**INSTRUCTIONS TO FOLLOW**
Copy each line of the records below that mentions the word "ohjaus".

(Beginning of DATA SECTION)

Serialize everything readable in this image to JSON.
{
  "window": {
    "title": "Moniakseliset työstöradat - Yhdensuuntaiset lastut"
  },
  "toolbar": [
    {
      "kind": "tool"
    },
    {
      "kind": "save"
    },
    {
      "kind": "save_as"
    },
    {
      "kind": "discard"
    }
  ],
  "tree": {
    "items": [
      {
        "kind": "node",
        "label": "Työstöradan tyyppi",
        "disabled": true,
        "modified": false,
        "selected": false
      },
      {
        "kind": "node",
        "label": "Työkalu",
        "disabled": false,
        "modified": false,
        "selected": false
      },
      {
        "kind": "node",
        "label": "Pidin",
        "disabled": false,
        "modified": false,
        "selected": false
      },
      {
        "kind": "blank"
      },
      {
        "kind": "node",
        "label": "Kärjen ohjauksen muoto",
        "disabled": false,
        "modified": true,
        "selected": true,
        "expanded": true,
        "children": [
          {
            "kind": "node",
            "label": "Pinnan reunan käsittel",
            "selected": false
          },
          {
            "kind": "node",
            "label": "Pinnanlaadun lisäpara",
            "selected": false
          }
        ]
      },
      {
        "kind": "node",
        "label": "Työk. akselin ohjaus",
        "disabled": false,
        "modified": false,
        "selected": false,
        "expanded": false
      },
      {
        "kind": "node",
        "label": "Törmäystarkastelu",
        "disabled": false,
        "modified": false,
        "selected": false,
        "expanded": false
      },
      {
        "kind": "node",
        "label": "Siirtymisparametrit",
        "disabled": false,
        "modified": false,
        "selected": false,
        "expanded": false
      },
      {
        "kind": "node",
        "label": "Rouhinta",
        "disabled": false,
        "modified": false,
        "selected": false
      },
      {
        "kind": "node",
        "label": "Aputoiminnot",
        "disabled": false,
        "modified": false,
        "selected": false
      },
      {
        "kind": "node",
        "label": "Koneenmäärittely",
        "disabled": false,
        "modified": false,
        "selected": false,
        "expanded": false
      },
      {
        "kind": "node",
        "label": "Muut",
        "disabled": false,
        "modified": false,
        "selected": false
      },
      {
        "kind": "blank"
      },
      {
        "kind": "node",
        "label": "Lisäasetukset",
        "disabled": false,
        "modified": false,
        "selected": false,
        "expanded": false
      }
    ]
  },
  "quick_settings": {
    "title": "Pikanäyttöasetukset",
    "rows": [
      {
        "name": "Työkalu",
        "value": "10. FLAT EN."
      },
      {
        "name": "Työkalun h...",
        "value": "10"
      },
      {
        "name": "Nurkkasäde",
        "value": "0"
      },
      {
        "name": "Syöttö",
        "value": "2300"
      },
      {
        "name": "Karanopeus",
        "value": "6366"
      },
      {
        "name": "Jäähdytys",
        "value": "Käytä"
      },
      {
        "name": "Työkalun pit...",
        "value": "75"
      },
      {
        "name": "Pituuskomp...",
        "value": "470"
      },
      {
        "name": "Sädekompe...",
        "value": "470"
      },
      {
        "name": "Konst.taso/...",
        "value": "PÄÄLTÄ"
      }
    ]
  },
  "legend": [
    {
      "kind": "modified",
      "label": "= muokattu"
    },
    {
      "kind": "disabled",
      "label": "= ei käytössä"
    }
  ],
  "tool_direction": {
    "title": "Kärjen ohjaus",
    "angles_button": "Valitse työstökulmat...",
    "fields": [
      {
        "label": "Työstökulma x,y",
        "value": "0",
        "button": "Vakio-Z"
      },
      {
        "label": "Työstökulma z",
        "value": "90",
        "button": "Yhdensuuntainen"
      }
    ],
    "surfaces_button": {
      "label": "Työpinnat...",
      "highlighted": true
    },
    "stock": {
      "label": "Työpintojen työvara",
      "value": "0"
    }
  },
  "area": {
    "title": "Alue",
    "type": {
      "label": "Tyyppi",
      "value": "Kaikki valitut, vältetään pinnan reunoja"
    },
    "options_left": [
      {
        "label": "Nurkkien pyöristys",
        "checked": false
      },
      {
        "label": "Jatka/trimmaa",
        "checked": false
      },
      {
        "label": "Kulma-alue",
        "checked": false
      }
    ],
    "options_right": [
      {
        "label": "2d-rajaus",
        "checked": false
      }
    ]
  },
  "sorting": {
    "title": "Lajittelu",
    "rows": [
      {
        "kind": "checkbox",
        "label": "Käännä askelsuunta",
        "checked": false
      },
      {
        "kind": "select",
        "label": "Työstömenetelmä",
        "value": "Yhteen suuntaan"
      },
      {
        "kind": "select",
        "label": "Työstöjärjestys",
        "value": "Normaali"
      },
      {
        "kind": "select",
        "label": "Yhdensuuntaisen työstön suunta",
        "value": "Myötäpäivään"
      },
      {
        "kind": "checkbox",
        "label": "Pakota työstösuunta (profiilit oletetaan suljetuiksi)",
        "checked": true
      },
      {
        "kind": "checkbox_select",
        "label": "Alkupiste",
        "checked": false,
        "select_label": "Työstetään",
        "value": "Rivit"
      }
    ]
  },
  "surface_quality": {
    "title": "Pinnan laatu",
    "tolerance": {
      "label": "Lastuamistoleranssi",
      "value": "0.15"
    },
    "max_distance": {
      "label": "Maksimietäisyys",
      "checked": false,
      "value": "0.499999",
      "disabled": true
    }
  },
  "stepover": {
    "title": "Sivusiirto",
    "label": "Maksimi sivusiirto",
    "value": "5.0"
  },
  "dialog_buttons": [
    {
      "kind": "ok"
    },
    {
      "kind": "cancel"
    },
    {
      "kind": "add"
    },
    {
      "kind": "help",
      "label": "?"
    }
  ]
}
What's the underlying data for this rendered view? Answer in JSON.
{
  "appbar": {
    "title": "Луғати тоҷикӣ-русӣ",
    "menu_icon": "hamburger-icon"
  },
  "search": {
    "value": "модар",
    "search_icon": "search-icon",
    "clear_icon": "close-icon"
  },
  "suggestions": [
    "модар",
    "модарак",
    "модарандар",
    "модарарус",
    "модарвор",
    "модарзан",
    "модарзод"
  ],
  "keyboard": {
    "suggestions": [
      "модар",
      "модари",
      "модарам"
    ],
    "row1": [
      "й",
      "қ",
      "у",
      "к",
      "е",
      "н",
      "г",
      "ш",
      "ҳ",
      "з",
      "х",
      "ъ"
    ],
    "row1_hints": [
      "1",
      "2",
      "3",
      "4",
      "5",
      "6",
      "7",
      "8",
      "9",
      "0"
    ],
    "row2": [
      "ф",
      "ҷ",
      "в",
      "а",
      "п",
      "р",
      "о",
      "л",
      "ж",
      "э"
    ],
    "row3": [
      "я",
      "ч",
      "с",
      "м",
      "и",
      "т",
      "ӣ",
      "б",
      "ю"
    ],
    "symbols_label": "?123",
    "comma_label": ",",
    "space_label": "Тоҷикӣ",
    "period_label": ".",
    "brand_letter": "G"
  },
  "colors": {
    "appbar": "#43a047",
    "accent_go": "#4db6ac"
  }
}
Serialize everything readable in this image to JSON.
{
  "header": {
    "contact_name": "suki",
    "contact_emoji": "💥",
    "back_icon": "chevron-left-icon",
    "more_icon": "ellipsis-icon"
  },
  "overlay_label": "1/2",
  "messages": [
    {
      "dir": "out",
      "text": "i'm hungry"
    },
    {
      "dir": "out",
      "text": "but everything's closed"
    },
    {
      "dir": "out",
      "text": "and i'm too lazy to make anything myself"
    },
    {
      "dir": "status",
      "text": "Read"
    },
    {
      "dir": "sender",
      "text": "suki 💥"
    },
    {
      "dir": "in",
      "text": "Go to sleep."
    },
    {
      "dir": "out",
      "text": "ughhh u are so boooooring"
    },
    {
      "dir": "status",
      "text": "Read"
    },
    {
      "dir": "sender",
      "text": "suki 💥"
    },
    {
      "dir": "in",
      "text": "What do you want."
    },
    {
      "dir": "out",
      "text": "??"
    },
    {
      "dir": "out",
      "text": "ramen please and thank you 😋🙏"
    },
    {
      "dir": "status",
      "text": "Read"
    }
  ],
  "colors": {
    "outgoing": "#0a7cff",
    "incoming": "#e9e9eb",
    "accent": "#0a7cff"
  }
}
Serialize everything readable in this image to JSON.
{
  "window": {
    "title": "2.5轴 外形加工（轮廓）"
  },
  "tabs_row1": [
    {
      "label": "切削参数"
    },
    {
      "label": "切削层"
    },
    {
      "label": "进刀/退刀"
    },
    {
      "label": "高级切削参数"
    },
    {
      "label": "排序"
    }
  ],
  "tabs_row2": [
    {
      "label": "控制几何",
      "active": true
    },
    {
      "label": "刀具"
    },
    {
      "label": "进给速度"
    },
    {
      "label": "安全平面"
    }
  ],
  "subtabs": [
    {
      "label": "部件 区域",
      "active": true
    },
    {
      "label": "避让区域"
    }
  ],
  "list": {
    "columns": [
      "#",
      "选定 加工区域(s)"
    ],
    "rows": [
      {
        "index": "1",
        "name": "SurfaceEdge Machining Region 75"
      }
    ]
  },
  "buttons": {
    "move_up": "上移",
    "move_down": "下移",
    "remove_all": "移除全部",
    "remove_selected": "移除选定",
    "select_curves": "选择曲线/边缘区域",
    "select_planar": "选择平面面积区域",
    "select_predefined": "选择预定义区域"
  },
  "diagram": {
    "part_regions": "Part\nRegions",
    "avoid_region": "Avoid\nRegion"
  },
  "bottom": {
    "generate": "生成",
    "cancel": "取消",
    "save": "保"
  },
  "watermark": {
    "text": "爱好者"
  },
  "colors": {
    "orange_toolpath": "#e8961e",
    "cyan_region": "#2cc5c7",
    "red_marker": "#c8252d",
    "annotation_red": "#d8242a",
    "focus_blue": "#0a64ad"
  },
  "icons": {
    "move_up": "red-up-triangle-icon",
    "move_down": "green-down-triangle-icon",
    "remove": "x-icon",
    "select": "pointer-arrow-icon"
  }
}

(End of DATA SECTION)

**SOLUTION FOR THIS PROBLEM**
        "label": "Työk. akselin ohjaus",
    "title": "Kärjen ohjaus",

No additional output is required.